* **Work request**: Locate the word "Share" in the entries below, then gather every line that holds it.

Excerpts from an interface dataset
------------------------------------------------

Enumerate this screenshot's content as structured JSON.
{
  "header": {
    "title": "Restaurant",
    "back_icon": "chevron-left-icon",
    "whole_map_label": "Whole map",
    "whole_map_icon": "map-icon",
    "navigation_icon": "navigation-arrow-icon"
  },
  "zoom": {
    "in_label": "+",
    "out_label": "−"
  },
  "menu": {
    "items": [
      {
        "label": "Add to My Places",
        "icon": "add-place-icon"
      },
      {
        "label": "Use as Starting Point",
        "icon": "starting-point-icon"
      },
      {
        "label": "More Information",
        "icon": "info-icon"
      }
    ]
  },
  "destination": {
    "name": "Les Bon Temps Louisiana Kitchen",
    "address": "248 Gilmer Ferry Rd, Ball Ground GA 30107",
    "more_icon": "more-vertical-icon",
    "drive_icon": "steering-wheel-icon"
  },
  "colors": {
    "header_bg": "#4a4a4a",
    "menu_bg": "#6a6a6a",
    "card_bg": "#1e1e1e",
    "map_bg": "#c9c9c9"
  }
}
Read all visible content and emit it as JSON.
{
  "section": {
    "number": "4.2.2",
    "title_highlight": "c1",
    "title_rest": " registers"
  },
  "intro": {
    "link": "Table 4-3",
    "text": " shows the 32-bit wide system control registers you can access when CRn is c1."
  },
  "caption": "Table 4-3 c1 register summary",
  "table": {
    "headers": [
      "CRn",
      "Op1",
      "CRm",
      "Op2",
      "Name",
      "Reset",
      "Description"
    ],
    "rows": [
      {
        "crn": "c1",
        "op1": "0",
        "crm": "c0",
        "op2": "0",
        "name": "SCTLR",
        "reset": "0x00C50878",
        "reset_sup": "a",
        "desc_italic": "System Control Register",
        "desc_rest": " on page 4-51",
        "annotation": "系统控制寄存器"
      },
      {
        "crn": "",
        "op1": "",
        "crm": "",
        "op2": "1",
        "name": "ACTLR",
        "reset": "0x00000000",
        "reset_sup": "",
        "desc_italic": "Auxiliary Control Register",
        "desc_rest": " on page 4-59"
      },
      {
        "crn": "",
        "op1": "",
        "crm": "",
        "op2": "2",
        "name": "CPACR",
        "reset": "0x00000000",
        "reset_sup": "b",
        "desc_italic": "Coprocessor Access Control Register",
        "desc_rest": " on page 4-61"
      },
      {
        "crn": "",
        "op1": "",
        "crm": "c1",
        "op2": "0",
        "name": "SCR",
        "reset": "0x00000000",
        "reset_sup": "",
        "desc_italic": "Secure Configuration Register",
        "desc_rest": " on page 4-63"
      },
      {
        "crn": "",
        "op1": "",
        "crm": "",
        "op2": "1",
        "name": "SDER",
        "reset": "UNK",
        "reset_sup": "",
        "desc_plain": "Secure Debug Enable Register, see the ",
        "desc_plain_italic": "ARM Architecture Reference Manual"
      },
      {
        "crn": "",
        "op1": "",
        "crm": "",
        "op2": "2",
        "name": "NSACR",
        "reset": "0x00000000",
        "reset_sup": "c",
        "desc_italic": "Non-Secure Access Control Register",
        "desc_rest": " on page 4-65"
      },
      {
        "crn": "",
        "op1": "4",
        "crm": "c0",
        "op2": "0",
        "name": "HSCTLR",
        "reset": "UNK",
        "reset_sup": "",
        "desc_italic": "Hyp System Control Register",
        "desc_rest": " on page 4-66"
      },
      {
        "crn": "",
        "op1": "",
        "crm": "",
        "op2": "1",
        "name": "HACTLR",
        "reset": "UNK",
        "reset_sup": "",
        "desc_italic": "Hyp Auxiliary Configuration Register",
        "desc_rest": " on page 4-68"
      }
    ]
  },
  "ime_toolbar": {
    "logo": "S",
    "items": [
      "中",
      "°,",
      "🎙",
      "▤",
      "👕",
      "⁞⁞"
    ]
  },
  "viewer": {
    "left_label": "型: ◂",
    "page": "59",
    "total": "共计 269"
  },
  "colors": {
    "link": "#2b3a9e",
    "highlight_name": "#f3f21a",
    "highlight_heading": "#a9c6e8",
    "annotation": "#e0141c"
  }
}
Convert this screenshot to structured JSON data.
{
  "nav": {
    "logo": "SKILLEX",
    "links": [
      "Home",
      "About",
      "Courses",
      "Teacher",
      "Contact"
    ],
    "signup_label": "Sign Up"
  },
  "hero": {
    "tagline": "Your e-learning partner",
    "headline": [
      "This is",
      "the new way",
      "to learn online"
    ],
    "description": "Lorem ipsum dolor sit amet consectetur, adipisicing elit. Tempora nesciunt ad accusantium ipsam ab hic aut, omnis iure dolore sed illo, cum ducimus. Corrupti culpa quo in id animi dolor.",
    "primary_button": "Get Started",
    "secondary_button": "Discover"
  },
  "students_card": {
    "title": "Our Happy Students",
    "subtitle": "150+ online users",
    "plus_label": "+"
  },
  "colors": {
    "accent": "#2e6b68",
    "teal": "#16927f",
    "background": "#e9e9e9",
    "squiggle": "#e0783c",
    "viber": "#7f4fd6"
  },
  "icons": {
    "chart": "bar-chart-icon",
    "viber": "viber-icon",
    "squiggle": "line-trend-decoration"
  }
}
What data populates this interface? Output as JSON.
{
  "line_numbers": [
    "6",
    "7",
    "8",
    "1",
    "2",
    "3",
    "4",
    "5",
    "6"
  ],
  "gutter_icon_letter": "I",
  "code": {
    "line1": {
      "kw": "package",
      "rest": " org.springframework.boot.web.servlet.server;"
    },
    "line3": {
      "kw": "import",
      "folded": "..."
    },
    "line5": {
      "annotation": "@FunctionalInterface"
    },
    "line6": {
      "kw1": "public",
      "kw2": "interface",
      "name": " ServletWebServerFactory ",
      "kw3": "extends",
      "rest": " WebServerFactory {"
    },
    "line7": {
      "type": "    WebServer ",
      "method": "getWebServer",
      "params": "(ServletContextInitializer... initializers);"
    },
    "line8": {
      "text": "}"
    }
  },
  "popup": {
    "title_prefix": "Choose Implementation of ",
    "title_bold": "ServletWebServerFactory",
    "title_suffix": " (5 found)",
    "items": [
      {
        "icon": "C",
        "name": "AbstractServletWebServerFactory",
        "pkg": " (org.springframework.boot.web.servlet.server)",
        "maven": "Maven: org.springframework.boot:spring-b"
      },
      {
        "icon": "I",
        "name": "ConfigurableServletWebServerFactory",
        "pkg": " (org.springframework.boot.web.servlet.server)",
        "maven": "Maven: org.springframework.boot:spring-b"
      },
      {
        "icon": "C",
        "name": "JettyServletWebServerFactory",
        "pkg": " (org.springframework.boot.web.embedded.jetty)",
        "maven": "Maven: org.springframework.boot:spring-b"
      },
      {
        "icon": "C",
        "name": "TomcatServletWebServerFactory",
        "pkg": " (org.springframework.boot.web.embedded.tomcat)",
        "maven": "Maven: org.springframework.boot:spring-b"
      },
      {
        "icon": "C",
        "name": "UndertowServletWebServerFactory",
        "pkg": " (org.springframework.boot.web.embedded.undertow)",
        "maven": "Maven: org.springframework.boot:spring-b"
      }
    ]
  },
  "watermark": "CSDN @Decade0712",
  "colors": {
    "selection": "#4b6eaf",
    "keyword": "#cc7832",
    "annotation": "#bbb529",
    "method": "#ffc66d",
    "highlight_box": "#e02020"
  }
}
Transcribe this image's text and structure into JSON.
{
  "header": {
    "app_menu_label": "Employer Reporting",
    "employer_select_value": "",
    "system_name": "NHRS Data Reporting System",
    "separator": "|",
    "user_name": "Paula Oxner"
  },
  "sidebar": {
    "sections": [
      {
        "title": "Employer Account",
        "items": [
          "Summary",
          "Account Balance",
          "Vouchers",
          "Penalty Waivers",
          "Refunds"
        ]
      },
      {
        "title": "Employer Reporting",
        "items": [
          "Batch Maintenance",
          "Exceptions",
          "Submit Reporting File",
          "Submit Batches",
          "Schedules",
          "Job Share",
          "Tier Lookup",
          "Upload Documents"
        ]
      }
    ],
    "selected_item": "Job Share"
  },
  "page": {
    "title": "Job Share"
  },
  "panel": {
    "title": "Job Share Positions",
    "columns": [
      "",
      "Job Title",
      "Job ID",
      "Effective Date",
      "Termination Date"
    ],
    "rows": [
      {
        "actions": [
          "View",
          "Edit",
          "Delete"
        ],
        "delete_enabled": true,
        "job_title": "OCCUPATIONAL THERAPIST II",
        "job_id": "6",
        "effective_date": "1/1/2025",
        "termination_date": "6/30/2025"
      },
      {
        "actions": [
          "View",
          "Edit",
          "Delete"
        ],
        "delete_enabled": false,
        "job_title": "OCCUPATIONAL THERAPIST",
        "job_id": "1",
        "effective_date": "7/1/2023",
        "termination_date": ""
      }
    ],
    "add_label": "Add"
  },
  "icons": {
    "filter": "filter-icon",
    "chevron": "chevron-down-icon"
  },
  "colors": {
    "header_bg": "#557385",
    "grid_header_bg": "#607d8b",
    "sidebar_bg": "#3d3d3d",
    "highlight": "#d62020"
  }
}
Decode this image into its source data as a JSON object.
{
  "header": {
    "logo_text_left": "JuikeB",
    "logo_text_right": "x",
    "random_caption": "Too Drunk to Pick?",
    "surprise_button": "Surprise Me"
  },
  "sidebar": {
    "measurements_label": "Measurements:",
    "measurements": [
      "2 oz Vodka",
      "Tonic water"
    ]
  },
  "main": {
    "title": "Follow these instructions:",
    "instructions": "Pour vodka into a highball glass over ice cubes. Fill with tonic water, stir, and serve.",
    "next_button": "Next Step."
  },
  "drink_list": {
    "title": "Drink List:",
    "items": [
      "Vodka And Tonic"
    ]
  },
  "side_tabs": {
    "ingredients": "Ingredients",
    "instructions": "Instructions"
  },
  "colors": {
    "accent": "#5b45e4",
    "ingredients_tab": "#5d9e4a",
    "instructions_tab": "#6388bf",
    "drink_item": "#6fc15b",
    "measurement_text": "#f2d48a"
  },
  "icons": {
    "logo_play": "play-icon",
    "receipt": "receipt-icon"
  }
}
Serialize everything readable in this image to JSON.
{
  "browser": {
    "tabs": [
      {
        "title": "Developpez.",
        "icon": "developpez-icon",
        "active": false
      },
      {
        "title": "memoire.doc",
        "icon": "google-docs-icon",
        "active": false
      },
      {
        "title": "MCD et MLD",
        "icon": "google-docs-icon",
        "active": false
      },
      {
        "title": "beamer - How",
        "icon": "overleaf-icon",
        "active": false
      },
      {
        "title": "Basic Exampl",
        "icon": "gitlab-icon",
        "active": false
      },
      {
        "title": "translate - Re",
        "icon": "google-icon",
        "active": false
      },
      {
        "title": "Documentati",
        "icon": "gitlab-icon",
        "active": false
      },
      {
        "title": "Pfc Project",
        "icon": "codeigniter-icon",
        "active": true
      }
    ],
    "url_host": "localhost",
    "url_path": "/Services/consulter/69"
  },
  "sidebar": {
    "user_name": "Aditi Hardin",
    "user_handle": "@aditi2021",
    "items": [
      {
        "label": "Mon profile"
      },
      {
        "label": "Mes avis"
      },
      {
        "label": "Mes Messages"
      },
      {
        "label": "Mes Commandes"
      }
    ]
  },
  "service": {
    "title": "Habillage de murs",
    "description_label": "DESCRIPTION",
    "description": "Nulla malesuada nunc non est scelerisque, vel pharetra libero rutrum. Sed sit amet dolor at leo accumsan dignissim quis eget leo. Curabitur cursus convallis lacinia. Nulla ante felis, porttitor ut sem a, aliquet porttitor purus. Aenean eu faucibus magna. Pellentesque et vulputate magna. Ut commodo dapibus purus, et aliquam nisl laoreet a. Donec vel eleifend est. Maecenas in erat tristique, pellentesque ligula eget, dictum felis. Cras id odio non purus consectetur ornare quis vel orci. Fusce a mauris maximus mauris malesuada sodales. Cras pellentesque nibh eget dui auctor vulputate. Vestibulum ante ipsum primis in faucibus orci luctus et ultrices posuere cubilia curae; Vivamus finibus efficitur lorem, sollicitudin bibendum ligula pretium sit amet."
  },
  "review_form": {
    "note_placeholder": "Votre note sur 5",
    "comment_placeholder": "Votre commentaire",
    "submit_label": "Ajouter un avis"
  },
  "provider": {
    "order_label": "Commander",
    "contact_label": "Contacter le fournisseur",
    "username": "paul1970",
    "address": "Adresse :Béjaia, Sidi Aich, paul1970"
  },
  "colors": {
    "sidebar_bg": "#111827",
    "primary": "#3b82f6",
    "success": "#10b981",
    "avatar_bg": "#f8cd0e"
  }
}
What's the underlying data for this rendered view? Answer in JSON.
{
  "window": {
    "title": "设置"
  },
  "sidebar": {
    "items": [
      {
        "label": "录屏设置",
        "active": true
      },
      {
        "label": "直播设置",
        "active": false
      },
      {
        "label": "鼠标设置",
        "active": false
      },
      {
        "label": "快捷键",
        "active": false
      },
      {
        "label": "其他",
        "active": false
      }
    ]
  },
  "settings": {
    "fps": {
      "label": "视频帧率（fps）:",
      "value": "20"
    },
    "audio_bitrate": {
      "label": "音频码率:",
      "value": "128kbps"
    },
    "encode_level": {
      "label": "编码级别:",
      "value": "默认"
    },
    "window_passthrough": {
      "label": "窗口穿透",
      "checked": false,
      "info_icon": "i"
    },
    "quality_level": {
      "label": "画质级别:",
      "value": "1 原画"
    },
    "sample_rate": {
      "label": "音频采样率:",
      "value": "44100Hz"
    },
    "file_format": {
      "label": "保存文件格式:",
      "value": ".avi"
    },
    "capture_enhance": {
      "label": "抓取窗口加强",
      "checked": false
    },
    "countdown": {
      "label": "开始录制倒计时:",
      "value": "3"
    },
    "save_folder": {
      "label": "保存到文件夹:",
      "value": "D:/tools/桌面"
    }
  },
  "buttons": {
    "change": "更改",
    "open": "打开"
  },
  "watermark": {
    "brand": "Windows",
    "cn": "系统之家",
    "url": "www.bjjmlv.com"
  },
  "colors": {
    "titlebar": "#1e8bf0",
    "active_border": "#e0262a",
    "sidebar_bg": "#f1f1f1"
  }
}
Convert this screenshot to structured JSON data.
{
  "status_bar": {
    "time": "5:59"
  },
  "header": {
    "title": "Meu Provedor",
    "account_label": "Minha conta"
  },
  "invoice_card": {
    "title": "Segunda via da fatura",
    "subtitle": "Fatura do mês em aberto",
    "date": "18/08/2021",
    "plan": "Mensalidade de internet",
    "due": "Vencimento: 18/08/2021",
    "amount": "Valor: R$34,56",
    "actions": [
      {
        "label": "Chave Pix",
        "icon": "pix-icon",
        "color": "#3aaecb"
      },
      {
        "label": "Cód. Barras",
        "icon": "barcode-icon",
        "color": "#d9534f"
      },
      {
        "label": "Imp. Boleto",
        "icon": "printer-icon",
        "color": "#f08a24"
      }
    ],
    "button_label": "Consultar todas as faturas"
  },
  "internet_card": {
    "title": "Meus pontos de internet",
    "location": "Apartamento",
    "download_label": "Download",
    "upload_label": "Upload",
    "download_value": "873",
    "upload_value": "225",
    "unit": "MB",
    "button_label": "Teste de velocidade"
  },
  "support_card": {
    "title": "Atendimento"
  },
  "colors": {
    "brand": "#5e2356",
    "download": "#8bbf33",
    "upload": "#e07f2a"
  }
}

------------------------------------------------

* **Output for this task**:
          "Job Share",
    "selected_item": "Job Share"
    "title": "Job Share"
    "title": "Job Share Positions",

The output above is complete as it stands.